Yet, elsewhere in festive consumerland, something is stirring - creative juices are beginning to flow - and a clever idea comes to an advertising executive at ALDI. This idea can be summed up in one word - parody - and it is via this concept that copyright law comes into our story.
In late November John Lewis' rival retailer ALDI launched a (much shorter) 30 second TV advertisement parodying the recent two minute John Lewis 'Man on the Moon' ad. The new ALDI version shows a very similar looking elderly Man on the Moon with two telescopes, with a different price tag on each one. The John Lewis one appears expensive at over £100; while the ALDI one seems much better value at just over £69. The elderly man states that although he likes them both he is is 'over the moon' with the ALDI one as he sees a jolly granny - seen in previous ALDI ads - floating down towards him. Can John Lewis use copyright law to complain about this? Clearly, something has been copied from the John Lewis advertisement by ALDI - but what exactly, and would it be sufficient to amount to copyright infringement? John Lewis could claim that the basic plot of the ad and the set design are essentially the same in both, something which might show evidence of copyright infringement by ALDI. But even if that can be shown, there's something else to take into account - the important exception brought into UK law in 2014 that allows for parodies to be created and published without permission of the author of the parodied work, where these parodies are considered to be examples of 'fair dealing' with a copyright work. Since the parody exception is so new to UK copyright law, we have little case law to go on to figure out what is considered 'fair' in the context of a parody. We do, however, have the 2015 Court of Justice of the EU decision in Deckmyn, which stated that there are two essential requirements of a parody: (a) the parody must not be a bare copy of the original i.e. it must be sufficiently different from it and (b) the parody must be an attempt at humour. Both of these conditions might well work in ALDI's favour - the advertisement is different from the John Lewis original, and it is certainly humorous (though, admittedly, absolutely nobody at John Lewis is laughing).
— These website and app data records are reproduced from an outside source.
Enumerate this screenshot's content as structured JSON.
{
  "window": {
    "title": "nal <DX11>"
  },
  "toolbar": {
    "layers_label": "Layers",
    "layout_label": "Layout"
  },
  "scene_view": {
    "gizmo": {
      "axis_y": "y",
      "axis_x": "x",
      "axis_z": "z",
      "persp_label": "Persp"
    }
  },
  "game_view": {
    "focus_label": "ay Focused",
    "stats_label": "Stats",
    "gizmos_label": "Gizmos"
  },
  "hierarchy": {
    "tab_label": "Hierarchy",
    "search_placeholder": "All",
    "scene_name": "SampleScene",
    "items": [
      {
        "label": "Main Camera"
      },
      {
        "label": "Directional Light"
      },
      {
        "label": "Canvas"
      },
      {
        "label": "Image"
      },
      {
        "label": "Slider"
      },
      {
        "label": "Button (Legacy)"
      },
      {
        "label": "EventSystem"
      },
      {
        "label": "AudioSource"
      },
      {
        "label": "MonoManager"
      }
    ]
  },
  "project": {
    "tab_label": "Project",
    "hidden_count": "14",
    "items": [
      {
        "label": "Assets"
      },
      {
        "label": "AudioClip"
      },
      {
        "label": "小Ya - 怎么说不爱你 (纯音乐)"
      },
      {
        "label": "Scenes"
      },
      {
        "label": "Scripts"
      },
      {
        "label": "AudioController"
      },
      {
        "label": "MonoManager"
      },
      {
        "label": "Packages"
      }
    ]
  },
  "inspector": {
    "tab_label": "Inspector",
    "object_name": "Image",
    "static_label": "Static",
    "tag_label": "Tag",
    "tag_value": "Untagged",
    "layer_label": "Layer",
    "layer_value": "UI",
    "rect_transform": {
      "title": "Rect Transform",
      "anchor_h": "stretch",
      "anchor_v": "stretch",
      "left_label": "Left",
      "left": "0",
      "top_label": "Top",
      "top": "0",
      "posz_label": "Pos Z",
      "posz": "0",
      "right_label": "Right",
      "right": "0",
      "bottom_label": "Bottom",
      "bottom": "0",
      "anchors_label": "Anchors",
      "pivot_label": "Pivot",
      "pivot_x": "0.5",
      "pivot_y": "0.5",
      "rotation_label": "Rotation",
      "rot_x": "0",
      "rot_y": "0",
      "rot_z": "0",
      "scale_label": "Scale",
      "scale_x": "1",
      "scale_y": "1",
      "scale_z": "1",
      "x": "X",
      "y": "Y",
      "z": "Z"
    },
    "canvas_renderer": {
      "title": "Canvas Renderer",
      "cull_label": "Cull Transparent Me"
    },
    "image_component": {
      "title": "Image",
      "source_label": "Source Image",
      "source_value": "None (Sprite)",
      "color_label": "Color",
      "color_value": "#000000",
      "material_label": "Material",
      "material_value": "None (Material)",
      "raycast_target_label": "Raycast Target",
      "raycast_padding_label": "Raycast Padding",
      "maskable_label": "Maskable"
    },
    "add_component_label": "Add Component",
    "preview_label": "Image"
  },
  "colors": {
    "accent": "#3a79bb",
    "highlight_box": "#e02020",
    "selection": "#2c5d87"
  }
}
In terms of whether it is considered by the UK courts to be 'fair', the courts are likely to take account these two factors as well as the fact that (i) the John Lewis advertisement was in the public sphere - and had already become famous - at the time that ALDI decided to put out their parody, (ii) the amount used by ALDI is relatively small, and thus more likely to be fair and proportionate to the attempt at parody (iii) (in the case of any Trade Mark concerns) the ad clearly marks itself as a parody of the John Lewis original, and potentially plays to a different market of customers - those who value the price of ALDI products over the customer service of John Lewis ones. So it is likely that ALDI have pulled off quite a masterstroke with their new ad - not only is it a clever spin on a beloved UK festive advertisement by a competitor, the ALDI parody is also quite likely to be found legally acceptable if John Lewis try to take a claim against them in the UK courts.
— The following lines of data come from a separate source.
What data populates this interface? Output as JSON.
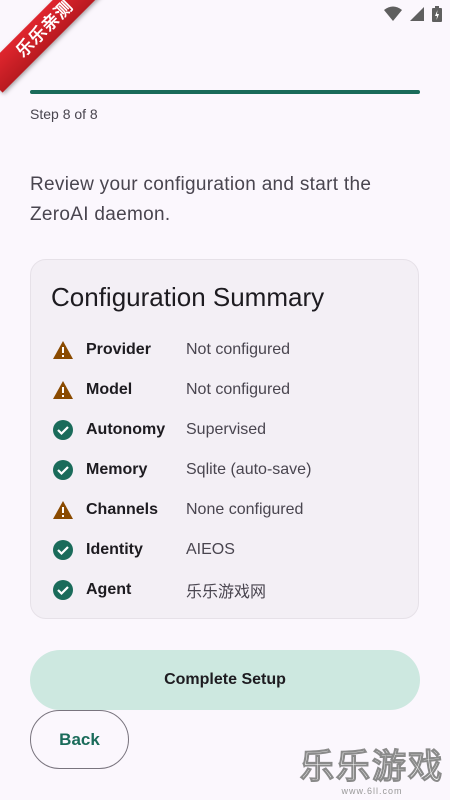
{
  "status_bar": {
    "icons": [
      "wifi-icon",
      "signal-icon",
      "battery-icon"
    ]
  },
  "ribbon_text": "乐乐亲测",
  "progress": {
    "fraction": 1.0,
    "step_label": "Step 8 of 8"
  },
  "intro_text": "Review your configuration and start the ZeroAI daemon.",
  "summary": {
    "title": "Configuration Summary",
    "rows": [
      {
        "key": "Provider",
        "value": "Not configured",
        "status": "warning"
      },
      {
        "key": "Model",
        "value": "Not configured",
        "status": "warning"
      },
      {
        "key": "Autonomy",
        "value": "Supervised",
        "status": "ok"
      },
      {
        "key": "Memory",
        "value": "Sqlite (auto-save)",
        "status": "ok"
      },
      {
        "key": "Channels",
        "value": "None configured",
        "status": "warning"
      },
      {
        "key": "Identity",
        "value": "AIEOS",
        "status": "ok"
      },
      {
        "key": "Agent",
        "value": "乐乐游戏网",
        "status": "ok"
      }
    ]
  },
  "buttons": {
    "complete": "Complete Setup",
    "back": "Back"
  },
  "watermark": {
    "title": "乐乐游戏",
    "url": "www.6ll.com"
  },
  "colors": {
    "accent": "#1a6b5a",
    "warning": "#8a4a00",
    "ok": "#1a6b5a",
    "button_bg": "#cde8e0"
  }
}
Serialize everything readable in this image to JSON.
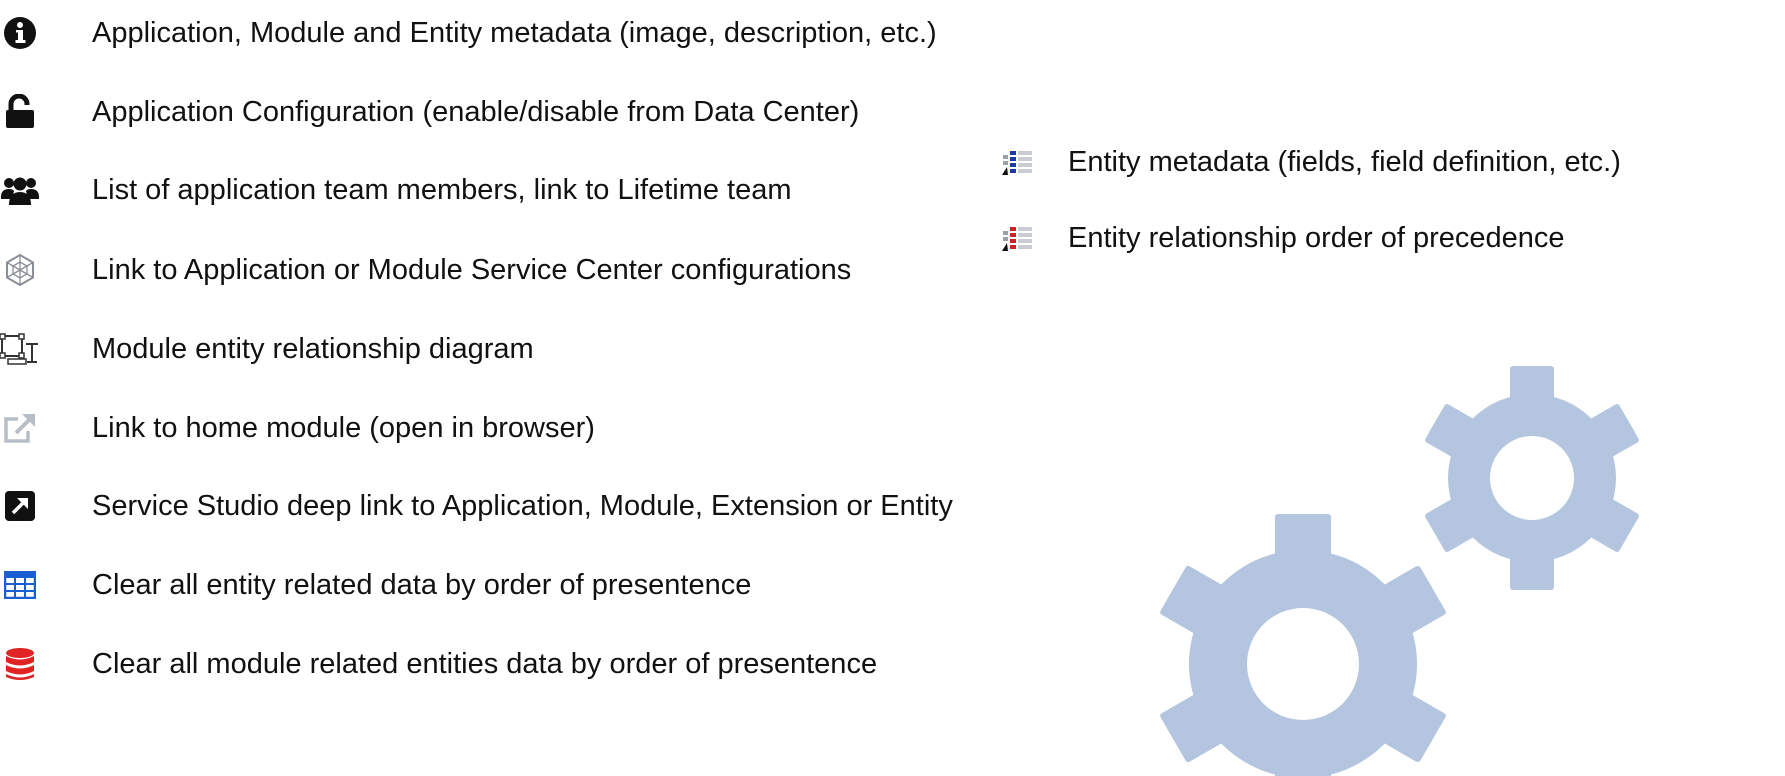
{
  "left_legend": [
    {
      "icon": "info-circle-icon",
      "label": "Application, Module and Entity metadata (image, description, etc.)"
    },
    {
      "icon": "unlock-icon",
      "label": "Application Configuration (enable/disable from Data Center)"
    },
    {
      "icon": "users-icon",
      "label": "List of application team members, link to Lifetime team"
    },
    {
      "icon": "service-center-icon",
      "label": "Link to Application or Module Service Center configurations"
    },
    {
      "icon": "diagram-icon",
      "label": "Module entity relationship diagram"
    },
    {
      "icon": "external-link-icon",
      "label": "Link to home module (open in browser)"
    },
    {
      "icon": "deep-link-icon",
      "label": "Service Studio deep link to Application, Module, Extension or Entity"
    },
    {
      "icon": "table-icon",
      "label": "Clear all entity related data by order of presentence"
    },
    {
      "icon": "database-icon",
      "label": "Clear all module related entities data by order of presentence"
    }
  ],
  "right_legend": [
    {
      "icon": "entity-metadata-icon",
      "label": "Entity metadata (fields, field definition, etc.)"
    },
    {
      "icon": "entity-relationship-order-icon",
      "label": "Entity relationship order of precedence"
    }
  ],
  "colors": {
    "text": "#111111",
    "gear": "#b4c6df",
    "table_icon": "#1a5fd1",
    "database_icon": "#e02424",
    "light_icon": "#b8bec7"
  }
}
Moreover, given how new the parody exception is in the context of UK copyright law - and in light of the apparent success of this particular parody - it seems likely that in the future companies will engage in further parodies with the intention of generating attention for their products.
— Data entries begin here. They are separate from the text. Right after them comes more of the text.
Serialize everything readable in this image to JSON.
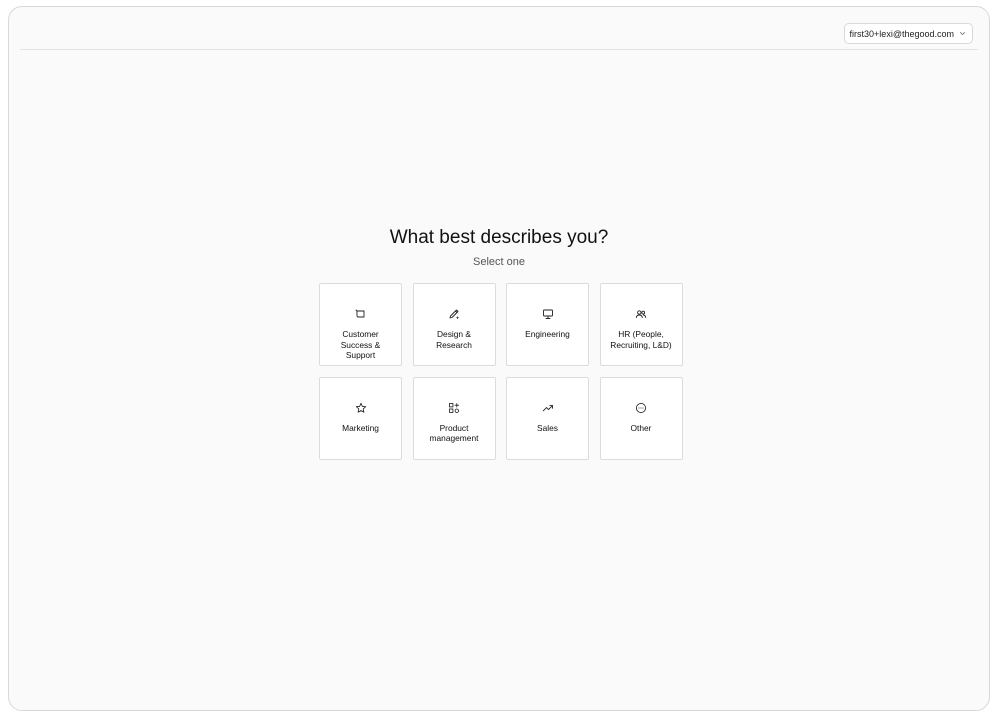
{
  "header": {
    "account_email": "first30+lexi@thegood.com"
  },
  "main": {
    "title": "What best describes you?",
    "subtitle": "Select one",
    "options": [
      {
        "label": "Customer Success & Support",
        "icon": "tag-icon"
      },
      {
        "label": "Design & Research",
        "icon": "pen-icon"
      },
      {
        "label": "Engineering",
        "icon": "monitor-icon"
      },
      {
        "label": "HR (People, Recruiting, L&D)",
        "icon": "users-icon"
      },
      {
        "label": "Marketing",
        "icon": "star-icon"
      },
      {
        "label": "Product management",
        "icon": "shapes-icon"
      },
      {
        "label": "Sales",
        "icon": "trend-up-icon"
      },
      {
        "label": "Other",
        "icon": "ellipsis-circle-icon"
      }
    ]
  }
}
There is an exception to copyright that permits people to use limited amounts of copyright material without the owner’s permission for the purpose of parody, caricature or pastiche. For example a comedian may use a few lines from a film or song for a parody sketch; a cartoonist may reference a well-known artwork or illustration for a caricature; an artist may use small fragments from a range of films to compose a larger pastiche artwork. This exception, however, only permits use for the purposes of caricature, parody, or pastiche to the extent that it is fair dealing.